It’s the final Blitz Weekend of Alberta Theatre Projects’ Festival of New Canadian Plays, which means there are four plays to take in before ATP turns the lights out on the playRites Festival for good, and instead include new Canadian plays in their regular programming.
There are no less than three chances (to take in Anita’s Majumdar’s Same Same But Different, the only musical on the roster (2 shows today - including one right now as I write this – and 1 tomorrow afternoon). It’s a take on the Bollywood musical, and in particular its influence on shadism (racism based on skin-tone), due to its promotion of fairer-skinned actors. Anita has been an outspoken opponent of the practice, enough that she’s even referenced in the wiki article on the subject. I was surprised to learn in researching this article, that India is one of the world’s largest markets for skin-lightening creams (particularly targeted at women to improve their romantic/marriage prospects) and that sales of such creams surpass those for tea and Coke.
In honour of Anita’s show, I had every intention of writing a semi-intelligent article about Bollywood musicals. I knew Bollywood is the term used for the Hindi-language film industry based in Mumbai (formerly Bombay), and that the films are often family-friendly romances and melodramas with extended song-and-dance sequences, but never having seen more than clips of them, that’s about all I knew. Once I started reading up on them, I realized that there’s an awful lot of information available, and that I really have nothing to add to what’s already out there on-line if you care to look. I did pick up a few tidbits along the way, however, that may be interesting to you as well:
- Unlike Hollywood, from which it gets its name, “Bollywood” does not exist as a physical place. The term came into being in the 1970’s when India overtook the US as the world’s largest film producer. The naming scheme for “Bollywood” was inspired by “Tollywood”, the name that was used as early as 1932 to refer to the cinema of West Bengal, based in Tollygunge, Calcutta.
- Credit for the revival of the modern western movie musical (e.g. Chicago, The Producers, Hairspray, Sweeney Todd, The Phantom of the Opera, and Mamma Mia!) can be attributed to Bollywood’s influence on 2001’s Moulin Rouge! which included traditional Bollywood elements.

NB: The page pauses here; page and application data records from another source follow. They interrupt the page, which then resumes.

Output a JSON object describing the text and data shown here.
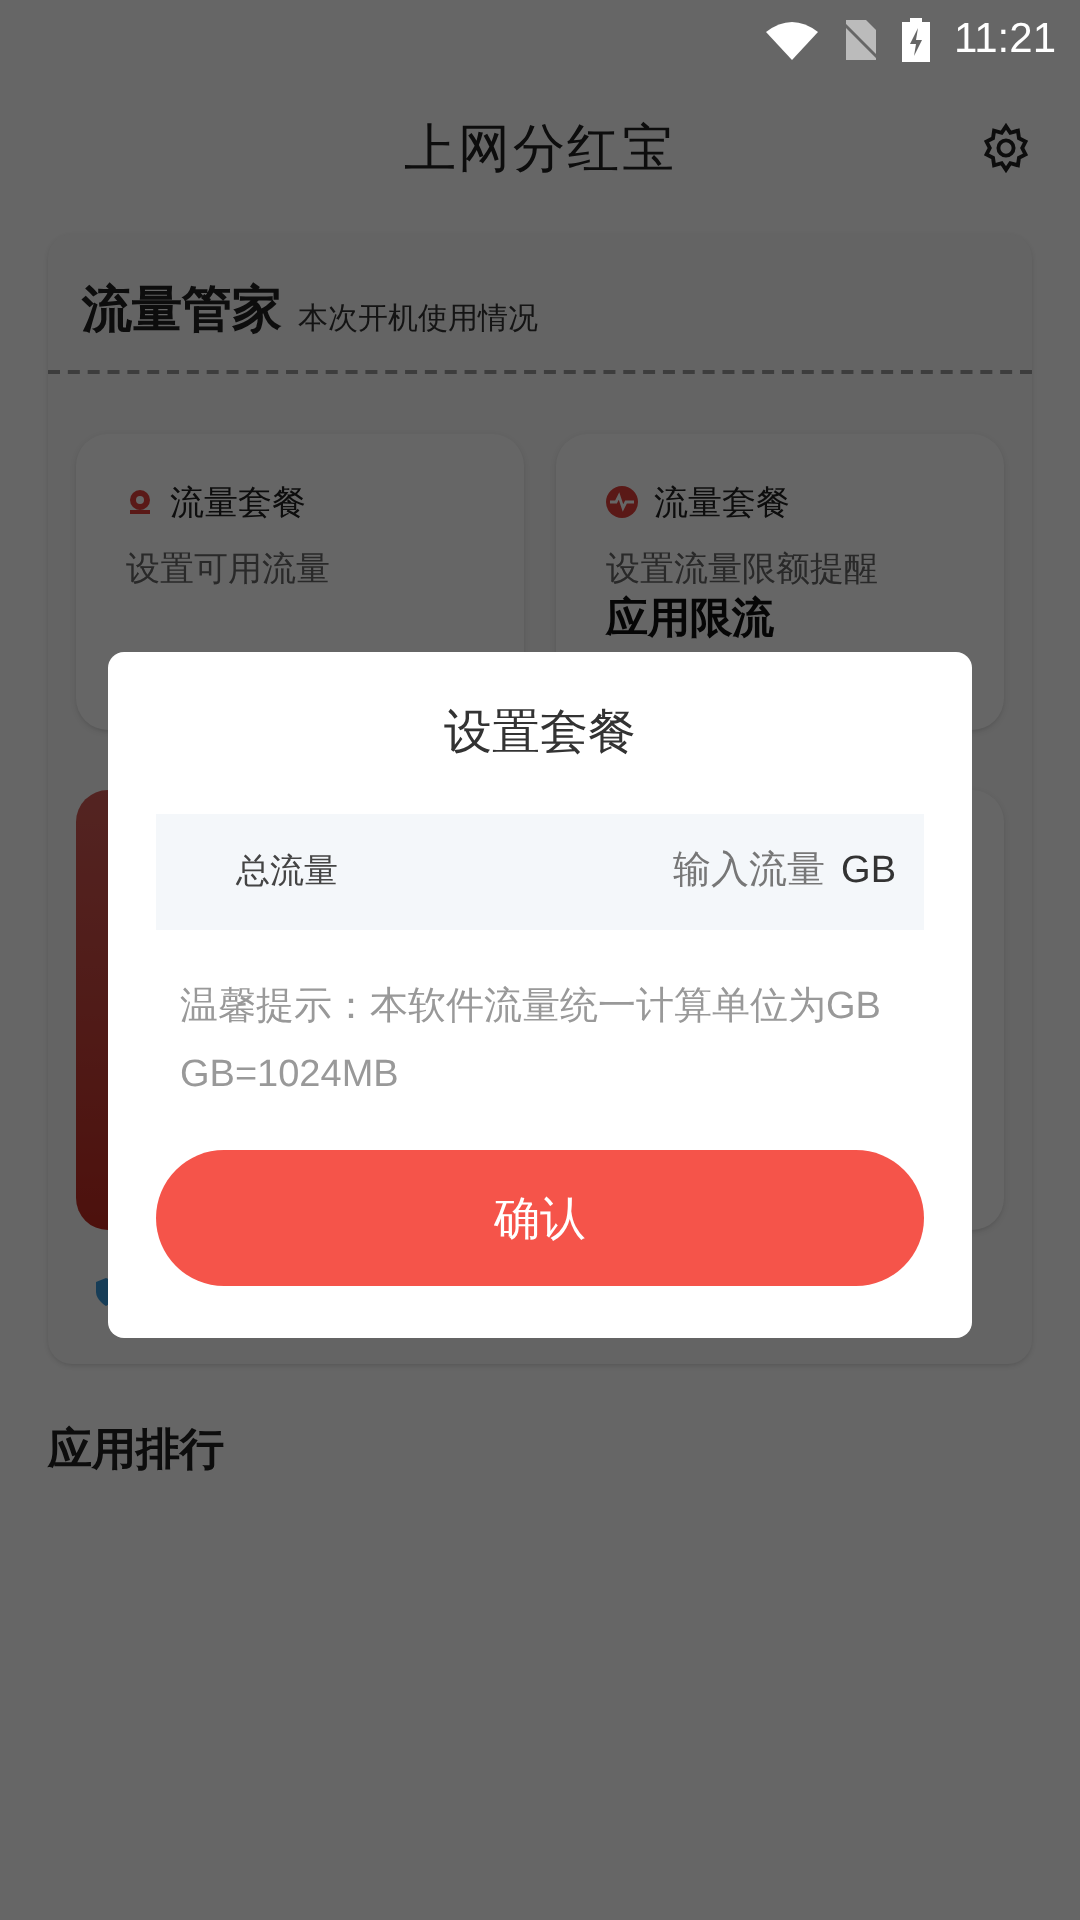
{
  "status_bar": {
    "time": "11:21"
  },
  "app_bar": {
    "title": "上网分红宝"
  },
  "traffic_card": {
    "title": "流量管家",
    "subtitle": "本次开机使用情况",
    "tiles": [
      {
        "title": "流量套餐",
        "desc": "设置可用流量",
        "kind": "plan"
      },
      {
        "title": "流量套餐",
        "desc": "设置流量限额提醒",
        "extra": "应用限流",
        "kind": "pulse"
      }
    ]
  },
  "ranking": {
    "title": "应用排行"
  },
  "dialog": {
    "title": "设置套餐",
    "field": {
      "label": "总流量",
      "placeholder": "输入流量",
      "unit": "GB"
    },
    "hint_lines": [
      "温馨提示：本软件流量统一计算单位为GB",
      "GB=1024MB"
    ],
    "confirm": "确认"
  }
}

- Bollywood film music (called filmi music) is generally pre-recorded by professional singers, with the actors lip-synching the words, often while dancing. Unlike early American movie musicals, these singers are prominently featured in the opening credits and even have their own fan-bases (if that had been the case here, Marnie Nixon would be a household name today – see my article entitled “Movies to Musicals – CSI or What Do These Movie-Musical Stars Have in Common? ” for some reason my internal links aren’t working).

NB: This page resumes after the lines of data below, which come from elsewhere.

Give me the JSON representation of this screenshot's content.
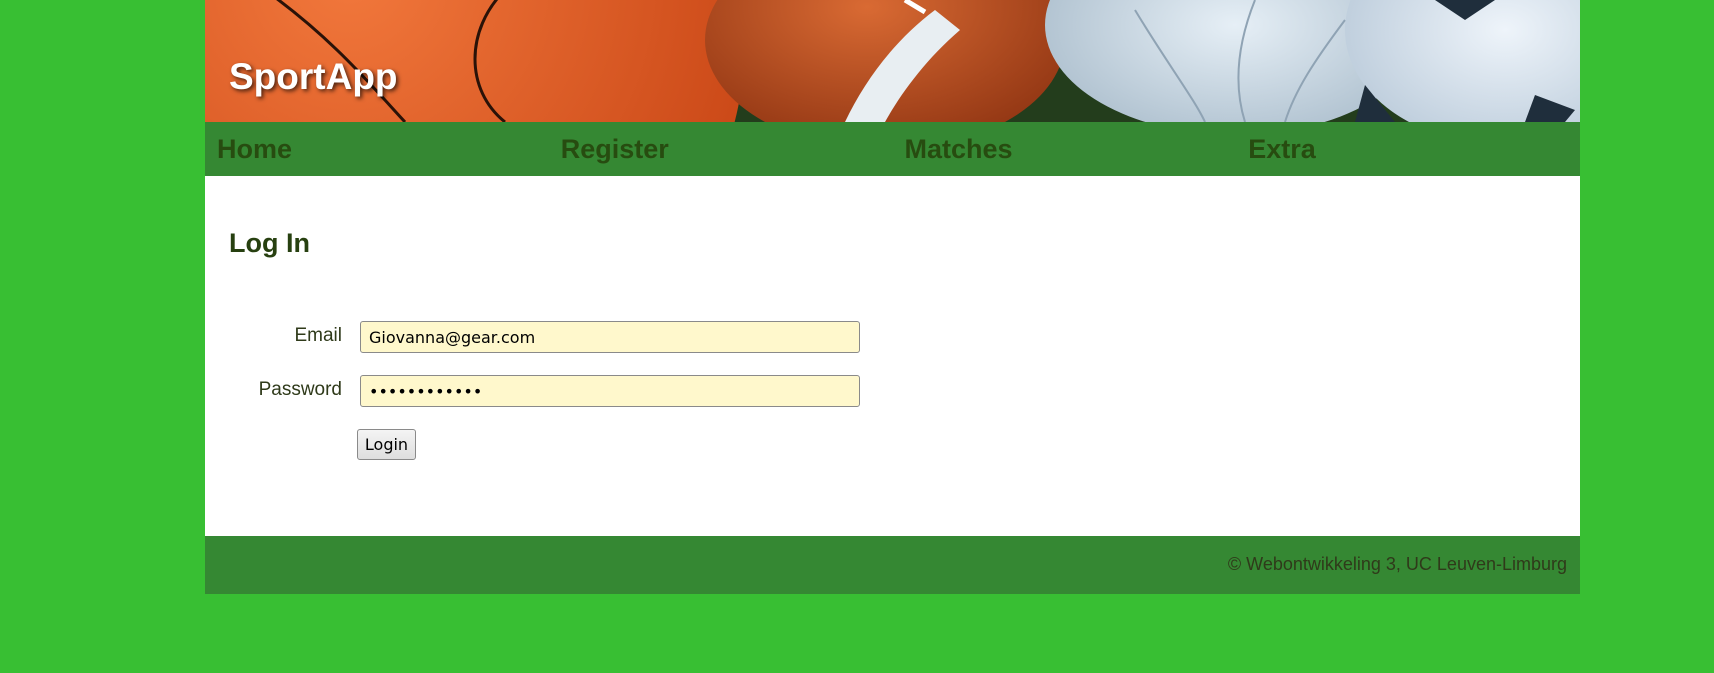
{
  "header": {
    "app_title": "SportApp"
  },
  "nav": {
    "items": [
      {
        "label": "Home"
      },
      {
        "label": "Register"
      },
      {
        "label": "Matches"
      },
      {
        "label": "Extra"
      }
    ]
  },
  "login_form": {
    "heading": "Log In",
    "email_label": "Email",
    "email_value": "Giovanna@gear.com",
    "password_label": "Password",
    "password_value": "••••••••••••",
    "submit_label": "Login"
  },
  "footer": {
    "text": "© Webontwikkeling 3, UC Leuven-Limburg"
  },
  "colors": {
    "page_background": "#38bf33",
    "nav_background": "#358833",
    "nav_text": "#274c10",
    "input_background": "#fff8cc"
  }
}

- There is a big market for Bollywood films in South Asian communities around the world, and Americans see more films from India than from any other non-English speaking country
- Indian audiences are increasingly interested in seeing films depicting foreign places. Many Bollywood films since the 1990’s have been largely or entirely shot in New York, Los Angeles, Vancouver and Toronto.
I suppose my one big take-away is how big Bollywood really is. Like most westerners, I forget that a large part of the world does not speak English as a first language and that there’s a whole world of culture out there, including musical theatre culture, that we never – or rarely – get a glimpse of.
Go to ATP PlayRites Festival for more information on what’s playing this weekend.